→ **Exercise instructions**: Copy out the whole listing exactly as given. Skip the pictures.

→ **Extracted material**:

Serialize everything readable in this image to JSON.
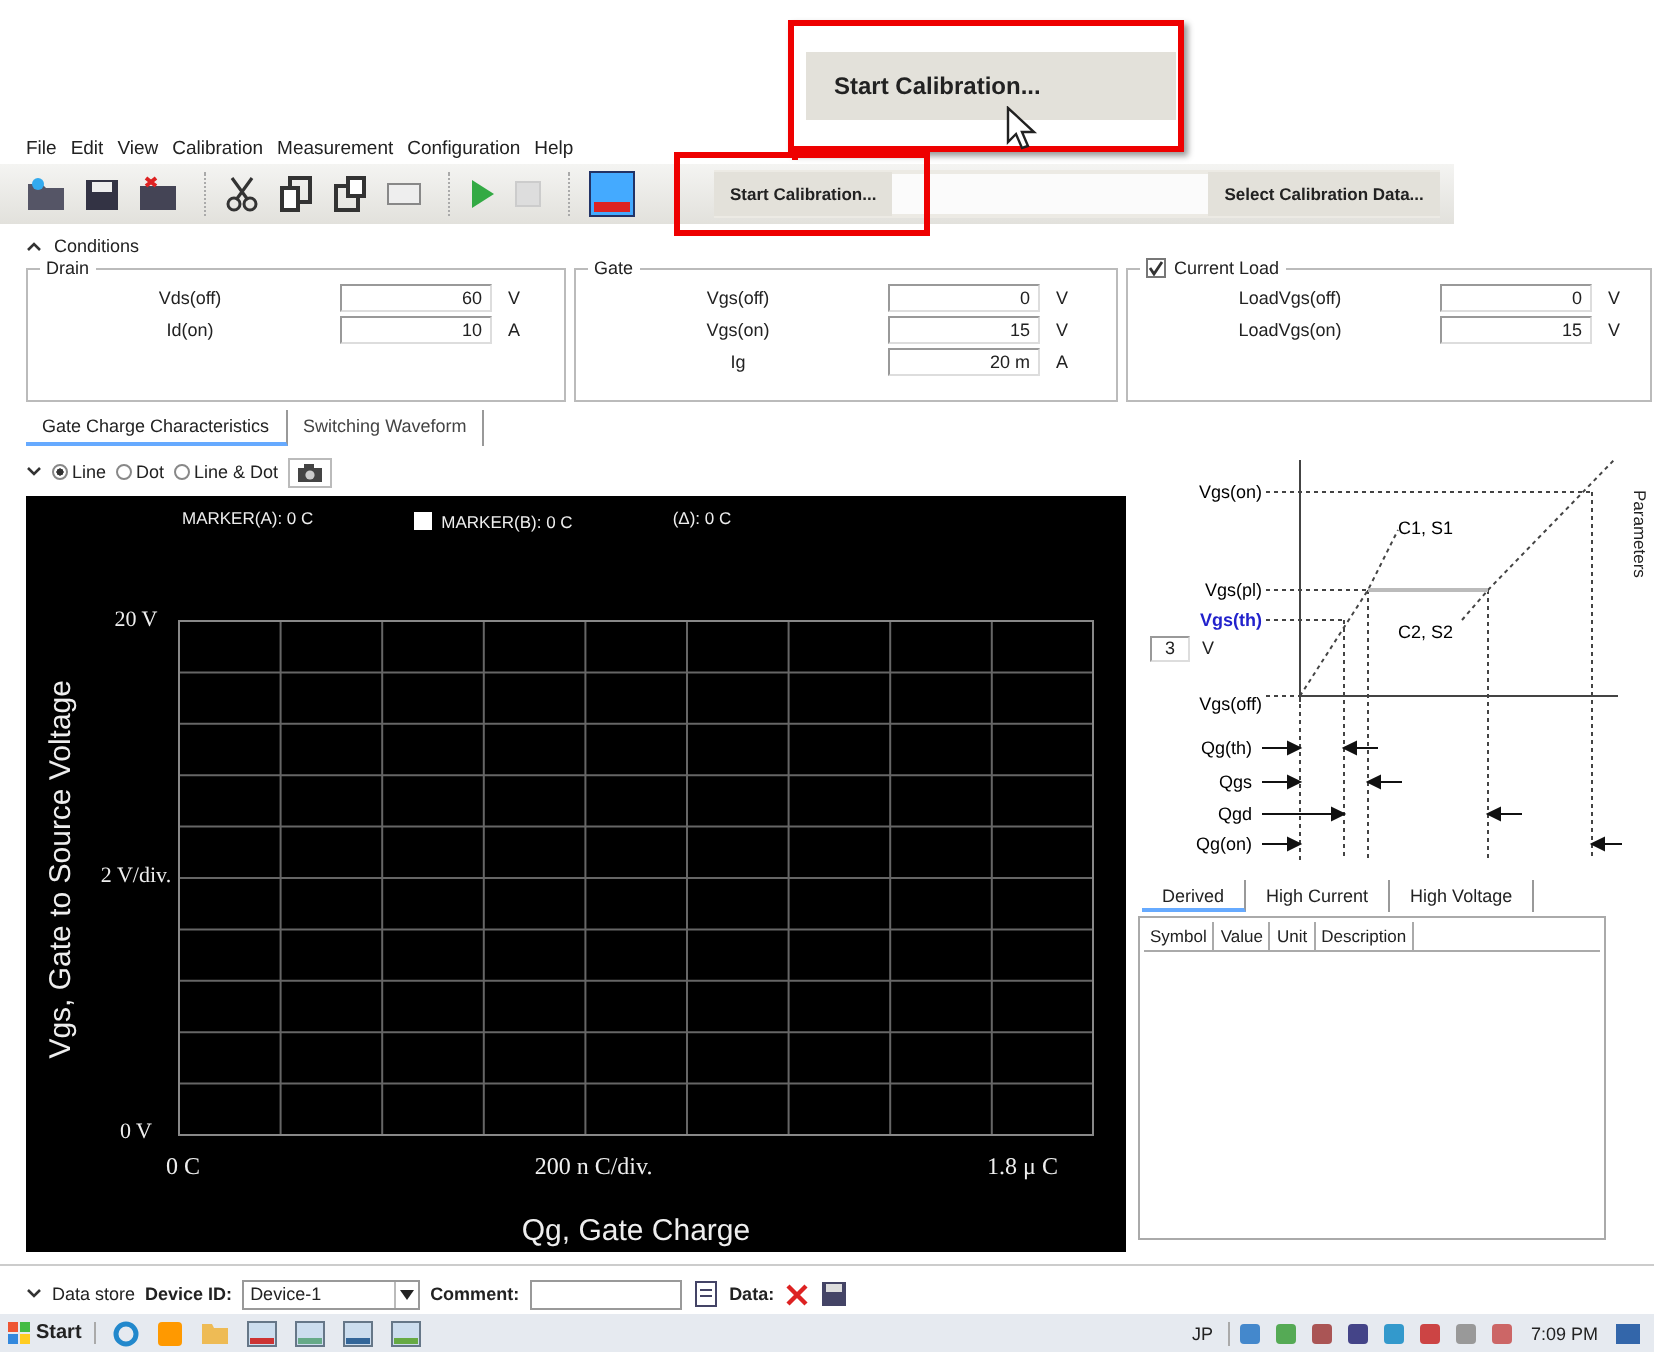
{
  "callout": {
    "button": "Start Calibration..."
  },
  "menu": [
    "File",
    "Edit",
    "View",
    "Calibration",
    "Measurement",
    "Configuration",
    "Help"
  ],
  "toolbar": {
    "start_calibration": "Start Calibration...",
    "select_calibration_data": "Select Calibration Data..."
  },
  "conditions": {
    "title": "Conditions",
    "expanded": true,
    "groups": [
      {
        "kind": "plain",
        "title": "Drain",
        "fields": [
          {
            "label": "Vds(off)",
            "value": "60",
            "unit": "V"
          },
          {
            "label": "Id(on)",
            "value": "10",
            "unit": "A"
          }
        ]
      },
      {
        "kind": "plain",
        "title": "Gate",
        "fields": [
          {
            "label": "Vgs(off)",
            "value": "0",
            "unit": "V"
          },
          {
            "label": "Vgs(on)",
            "value": "15",
            "unit": "V"
          },
          {
            "label": "Ig",
            "value": "20 m",
            "unit": "A"
          }
        ]
      },
      {
        "kind": "checkbox",
        "checked": true,
        "title": "Current Load",
        "fields": [
          {
            "label": "LoadVgs(off)",
            "value": "0",
            "unit": "V"
          },
          {
            "label": "LoadVgs(on)",
            "value": "15",
            "unit": "V"
          }
        ]
      }
    ]
  },
  "tabs": [
    {
      "label": "Gate Charge Characteristics",
      "selected": true
    },
    {
      "label": "Switching Waveform",
      "selected": false
    }
  ],
  "plot_options": [
    {
      "label": "Line",
      "selected": true
    },
    {
      "label": "Dot",
      "selected": false
    },
    {
      "label": "Line & Dot",
      "selected": false
    }
  ],
  "markers": {
    "marker_a": "MARKER(A): 0 C",
    "marker_b_checked": false,
    "marker_b": "MARKER(B): 0 C",
    "delta": "(Δ): 0 C"
  },
  "plot": {
    "y_top": "20 V",
    "y_div": "2 V/div.",
    "y_bottom": "0 V",
    "x_left": "0 C",
    "x_div": "200 n C/div.",
    "x_right": "1.8 μ C",
    "xlabel": "Qg, Gate Charge",
    "ylabel": "Vgs, Gate to Source Voltage"
  },
  "diagram": {
    "vgs_on": "Vgs(on)",
    "c1": "C1, S1",
    "vgs_pl": "Vgs(pl)",
    "vgs_th": "Vgs(th)",
    "vgs_th_value": "3",
    "vgs_th_unit": "V",
    "c2": "C2, S2",
    "vgs_off": "Vgs(off)",
    "qg_th": "Qg(th)",
    "qgs": "Qgs",
    "qgd": "Qgd",
    "qg_on": "Qg(on)"
  },
  "side_tab": "Parameters",
  "param_tabs": [
    {
      "label": "Derived",
      "selected": true
    },
    {
      "label": "High Current",
      "selected": false
    },
    {
      "label": "High Voltage",
      "selected": false
    }
  ],
  "param_table": {
    "columns": [
      "Symbol",
      "Value",
      "Unit",
      "Description"
    ]
  },
  "data_store": {
    "title": "Data store",
    "expanded": false,
    "device_label": "Device ID:",
    "device_value": "Device-1",
    "comment_label": "Comment:",
    "data_label": "Data:"
  },
  "taskbar": {
    "start": "Start",
    "language": "JP",
    "clock": "7:09 PM"
  }
}
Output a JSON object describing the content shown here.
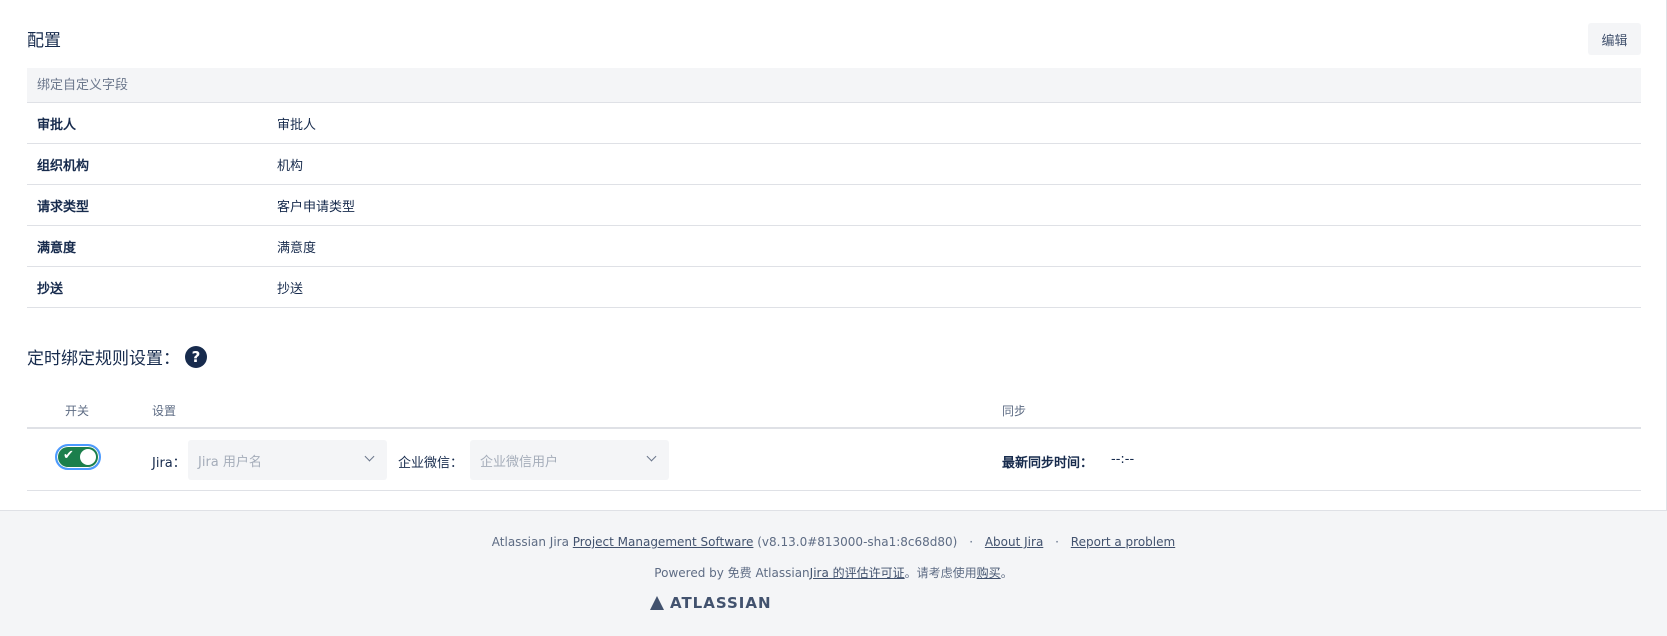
{
  "config": {
    "title": "配置",
    "edit_label": "编辑",
    "table_header": "绑定自定义字段",
    "rows": [
      {
        "key": "审批人",
        "value": "审批人"
      },
      {
        "key": "组织机构",
        "value": "机构"
      },
      {
        "key": "请求类型",
        "value": "客户申请类型"
      },
      {
        "key": "满意度",
        "value": "满意度"
      },
      {
        "key": "抄送",
        "value": "抄送"
      }
    ]
  },
  "rules": {
    "title": "定时绑定规则设置：",
    "help_icon": "question-circle-icon",
    "columns": {
      "switch": "开关",
      "settings": "设置",
      "sync": "同步"
    },
    "row": {
      "toggle_on": true,
      "jira_label": "Jira：",
      "jira_placeholder": "Jira 用户名",
      "wechat_label": "企业微信：",
      "wechat_placeholder": "企业微信用户",
      "sync_label": "最新同步时间：",
      "sync_value": "--:--"
    }
  },
  "footer": {
    "line1_prefix": "Atlassian Jira",
    "line1_link": "Project Management Software",
    "line1_version": "(v8.13.0#813000-sha1:8c68d80)",
    "about": "About Jira",
    "report": "Report a problem",
    "line2_prefix": "Powered by 免费 Atlassian",
    "line2_link": "Jira 的评估许可证",
    "line2_mid": "。请考虑使用",
    "line2_buy": "购买",
    "line2_end": "。",
    "logo_text": "ATLASSIAN"
  },
  "colors": {
    "toggle_on": "#1b7f4c",
    "text_primary": "#172b4d",
    "footer_bg": "#f4f5f7"
  }
}
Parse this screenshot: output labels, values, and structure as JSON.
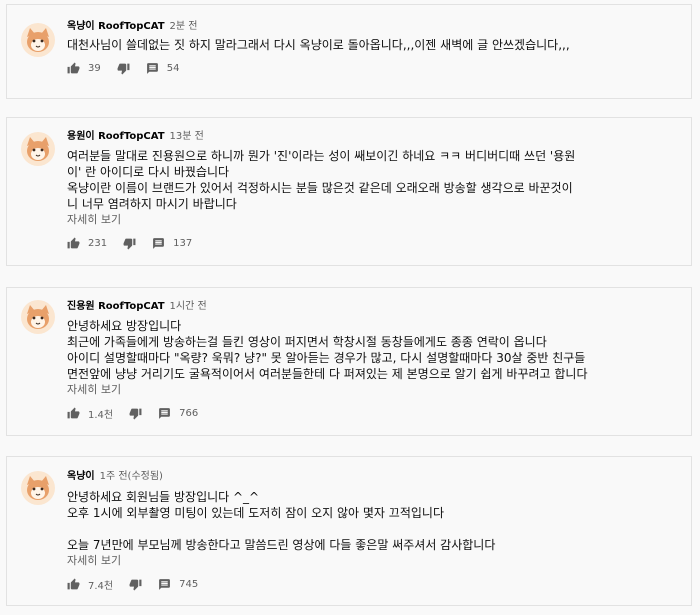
{
  "comments": [
    {
      "author": "옥냥이 RoofTopCAT",
      "time": "2분 전",
      "lines": [
        "대천사님이 쓸데없는 짓 하지 말라그래서 다시 옥냥이로 돌아옵니다,,,이젠 새벽에 글 안쓰겠습니다,,,"
      ],
      "show_more": "",
      "likes": "39",
      "replies": "54"
    },
    {
      "author": "용원이 RoofTopCAT",
      "time": "13분 전",
      "lines": [
        "여러분들 말대로 진용원으로 하니까 뭔가 '진'이라는 성이 쌔보이긴 하네요 ㅋㅋ 버디버디때 쓰던 '용원",
        "이' 란 아이디로 다시 바꿨습니다",
        "옥냥이란 이름이 브랜드가 있어서 걱정하시는 분들 많은것 같은데 오래오래 방송할 생각으로 바꾼것이",
        "니 너무 염려하지 마시기 바랍니다"
      ],
      "show_more": "자세히 보기",
      "likes": "231",
      "replies": "137"
    },
    {
      "author": "진용원 RoofTopCAT",
      "time": "1시간 전",
      "lines": [
        "안녕하세요 방장입니다",
        "최근에 가족들에게 방송하는걸 들킨 영상이 퍼지면서 학창시절 동창들에게도 종종 연락이 옵니다",
        "아이디 설명할때마다 \"옥량? 욱뭐? 냥?\" 못 알아듣는 경우가 많고, 다시 설명할때마다 30살 중반 친구들",
        "면전앞에 냥냥 거리기도 굴욕적이어서 여러분들한테 다 퍼져있는 제 본명으로 알기 쉽게 바꾸려고 합니다"
      ],
      "show_more": "자세히 보기",
      "likes": "1.4천",
      "replies": "766"
    },
    {
      "author": "옥냥이",
      "time": "1주 전(수정됨)",
      "lines": [
        "안녕하세요 회원님들 방장입니다 ^_^",
        "오후 1시에 외부촬영 미팅이 있는데 도저히 잠이 오지 않아 몇자 끄적입니다",
        "",
        "오늘 7년만에 부모님께 방송한다고 말씀드린 영상에 다들 좋은말 써주셔서 감사합니다"
      ],
      "show_more": "자세히 보기",
      "likes": "7.4천",
      "replies": "745"
    }
  ],
  "icons": {
    "like": "thumbs-up-icon",
    "dislike": "thumbs-down-icon",
    "reply": "comment-icon"
  },
  "colors": {
    "avatar_fur": "#e8a06a",
    "avatar_face": "#fbe6d0",
    "muted_text": "#606060",
    "border": "#e2e2e2"
  }
}
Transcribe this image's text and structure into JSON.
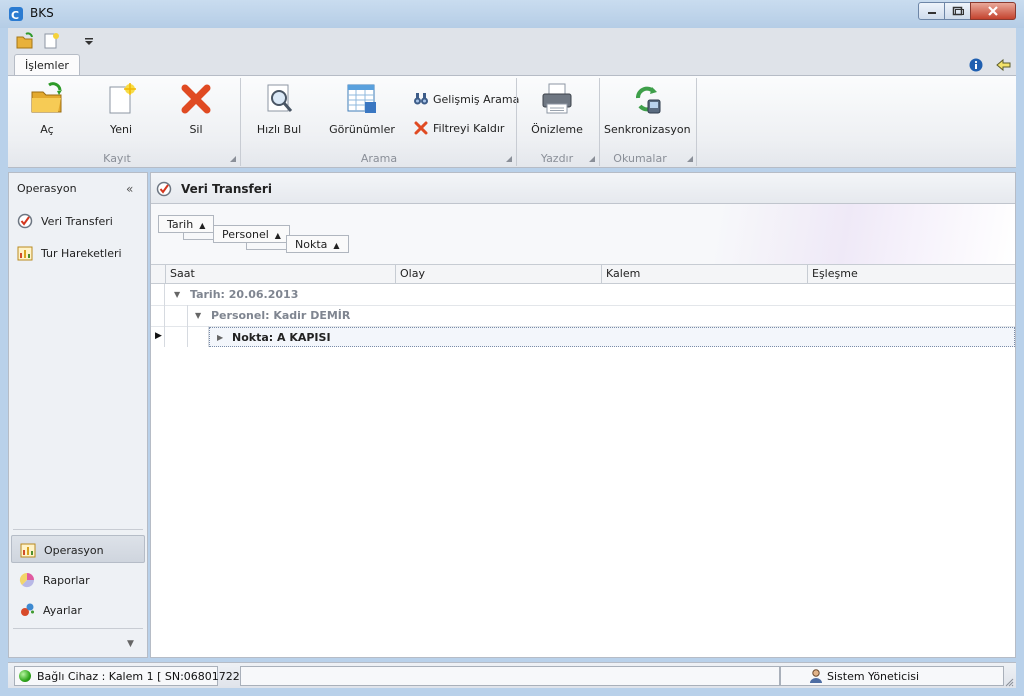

→ **Response to the exercise**:
Serialize everything readable in this image to JSON.
{
  "callout": {
    "button": "Start Calibration..."
  },
  "menu": [
    "File",
    "Edit",
    "View",
    "Calibration",
    "Measurement",
    "Configuration",
    "Help"
  ],
  "toolbar": {
    "start_calibration": "Start Calibration...",
    "select_calibration_data": "Select Calibration Data..."
  },
  "conditions": {
    "title": "Conditions",
    "expanded": true,
    "groups": [
      {
        "kind": "plain",
        "title": "Drain",
        "fields": [
          {
            "label": "Vds(off)",
            "value": "60",
            "unit": "V"
          },
          {
            "label": "Id(on)",
            "value": "10",
            "unit": "A"
          }
        ]
      },
      {
        "kind": "plain",
        "title": "Gate",
        "fields": [
          {
            "label": "Vgs(off)",
            "value": "0",
            "unit": "V"
          },
          {
            "label": "Vgs(on)",
            "value": "15",
            "unit": "V"
          },
          {
            "label": "Ig",
            "value": "20 m",
            "unit": "A"
          }
        ]
      },
      {
        "kind": "checkbox",
        "checked": true,
        "title": "Current Load",
        "fields": [
          {
            "label": "LoadVgs(off)",
            "value": "0",
            "unit": "V"
          },
          {
            "label": "LoadVgs(on)",
            "value": "15",
            "unit": "V"
          }
        ]
      }
    ]
  },
  "tabs": [
    {
      "label": "Gate Charge Characteristics",
      "selected": true
    },
    {
      "label": "Switching Waveform",
      "selected": false
    }
  ],
  "plot_options": [
    {
      "label": "Line",
      "selected": true
    },
    {
      "label": "Dot",
      "selected": false
    },
    {
      "label": "Line & Dot",
      "selected": false
    }
  ],
  "markers": {
    "marker_a": "MARKER(A): 0 C",
    "marker_b_checked": false,
    "marker_b": "MARKER(B): 0 C",
    "delta": "(Δ): 0 C"
  },
  "plot": {
    "y_top": "20 V",
    "y_div": "2 V/div.",
    "y_bottom": "0 V",
    "x_left": "0 C",
    "x_div": "200 n C/div.",
    "x_right": "1.8 μ C",
    "xlabel": "Qg, Gate Charge",
    "ylabel": "Vgs, Gate to Source Voltage"
  },
  "diagram": {
    "vgs_on": "Vgs(on)",
    "c1": "C1, S1",
    "vgs_pl": "Vgs(pl)",
    "vgs_th": "Vgs(th)",
    "vgs_th_value": "3",
    "vgs_th_unit": "V",
    "c2": "C2, S2",
    "vgs_off": "Vgs(off)",
    "qg_th": "Qg(th)",
    "qgs": "Qgs",
    "qgd": "Qgd",
    "qg_on": "Qg(on)"
  },
  "side_tab": "Parameters",
  "param_tabs": [
    {
      "label": "Derived",
      "selected": true
    },
    {
      "label": "High Current",
      "selected": false
    },
    {
      "label": "High Voltage",
      "selected": false
    }
  ],
  "param_table": {
    "columns": [
      "Symbol",
      "Value",
      "Unit",
      "Description"
    ]
  },
  "data_store": {
    "title": "Data store",
    "expanded": false,
    "device_label": "Device ID:",
    "device_value": "Device-1",
    "comment_label": "Comment:",
    "data_label": "Data:"
  },
  "taskbar": {
    "start": "Start",
    "language": "JP",
    "clock": "7:09 PM"
  }
}
Output a JSON object describing the content shown here.
{
  "config": {
    "title": "配置",
    "edit_label": "编辑",
    "table_header": "绑定自定义字段",
    "rows": [
      {
        "key": "审批人",
        "value": "审批人"
      },
      {
        "key": "组织机构",
        "value": "机构"
      },
      {
        "key": "请求类型",
        "value": "客户申请类型"
      },
      {
        "key": "满意度",
        "value": "满意度"
      },
      {
        "key": "抄送",
        "value": "抄送"
      }
    ]
  },
  "rules": {
    "title": "定时绑定规则设置：",
    "help_icon": "question-circle-icon",
    "columns": {
      "switch": "开关",
      "settings": "设置",
      "sync": "同步"
    },
    "row": {
      "toggle_on": true,
      "jira_label": "Jira：",
      "jira_placeholder": "Jira 用户名",
      "wechat_label": "企业微信：",
      "wechat_placeholder": "企业微信用户",
      "sync_label": "最新同步时间：",
      "sync_value": "--:--"
    }
  },
  "footer": {
    "line1_prefix": "Atlassian Jira",
    "line1_link": "Project Management Software",
    "line1_version": "(v8.13.0#813000-sha1:8c68d80)",
    "about": "About Jira",
    "report": "Report a problem",
    "line2_prefix": "Powered by 免费 Atlassian",
    "line2_link": "Jira 的评估许可证",
    "line2_mid": "。请考虑使用",
    "line2_buy": "购买",
    "line2_end": "。",
    "logo_text": "ATLASSIAN"
  },
  "colors": {
    "toggle_on": "#1b7f4c",
    "text_primary": "#172b4d",
    "footer_bg": "#f4f5f7"
  }
}
Parse this screenshot: output labels, values, and structure as JSON.
{
  "comments": [
    {
      "author": "옥냥이 RoofTopCAT",
      "time": "2분 전",
      "lines": [
        "대천사님이 쓸데없는 짓 하지 말라그래서 다시 옥냥이로 돌아옵니다,,,이젠 새벽에 글 안쓰겠습니다,,,"
      ],
      "show_more": "",
      "likes": "39",
      "replies": "54"
    },
    {
      "author": "용원이 RoofTopCAT",
      "time": "13분 전",
      "lines": [
        "여러분들 말대로 진용원으로 하니까 뭔가 '진'이라는 성이 쌔보이긴 하네요 ㅋㅋ 버디버디때 쓰던 '용원",
        "이' 란 아이디로 다시 바꿨습니다",
        "옥냥이란 이름이 브랜드가 있어서 걱정하시는 분들 많은것 같은데 오래오래 방송할 생각으로 바꾼것이",
        "니 너무 염려하지 마시기 바랍니다"
      ],
      "show_more": "자세히 보기",
      "likes": "231",
      "replies": "137"
    },
    {
      "author": "진용원 RoofTopCAT",
      "time": "1시간 전",
      "lines": [
        "안녕하세요 방장입니다",
        "최근에 가족들에게 방송하는걸 들킨 영상이 퍼지면서 학창시절 동창들에게도 종종 연락이 옵니다",
        "아이디 설명할때마다 \"옥량? 욱뭐? 냥?\" 못 알아듣는 경우가 많고, 다시 설명할때마다 30살 중반 친구들",
        "면전앞에 냥냥 거리기도 굴욕적이어서 여러분들한테 다 퍼져있는 제 본명으로 알기 쉽게 바꾸려고 합니다"
      ],
      "show_more": "자세히 보기",
      "likes": "1.4천",
      "replies": "766"
    },
    {
      "author": "옥냥이",
      "time": "1주 전(수정됨)",
      "lines": [
        "안녕하세요 회원님들 방장입니다 ^_^",
        "오후 1시에 외부촬영 미팅이 있는데 도저히 잠이 오지 않아 몇자 끄적입니다",
        "",
        "오늘 7년만에 부모님께 방송한다고 말씀드린 영상에 다들 좋은말 써주셔서 감사합니다"
      ],
      "show_more": "자세히 보기",
      "likes": "7.4천",
      "replies": "745"
    }
  ],
  "icons": {
    "like": "thumbs-up-icon",
    "dislike": "thumbs-down-icon",
    "reply": "comment-icon"
  },
  "colors": {
    "avatar_fur": "#e8a06a",
    "avatar_face": "#fbe6d0",
    "muted_text": "#606060",
    "border": "#e2e2e2"
  }
}
Transcribe this image's text and structure into JSON.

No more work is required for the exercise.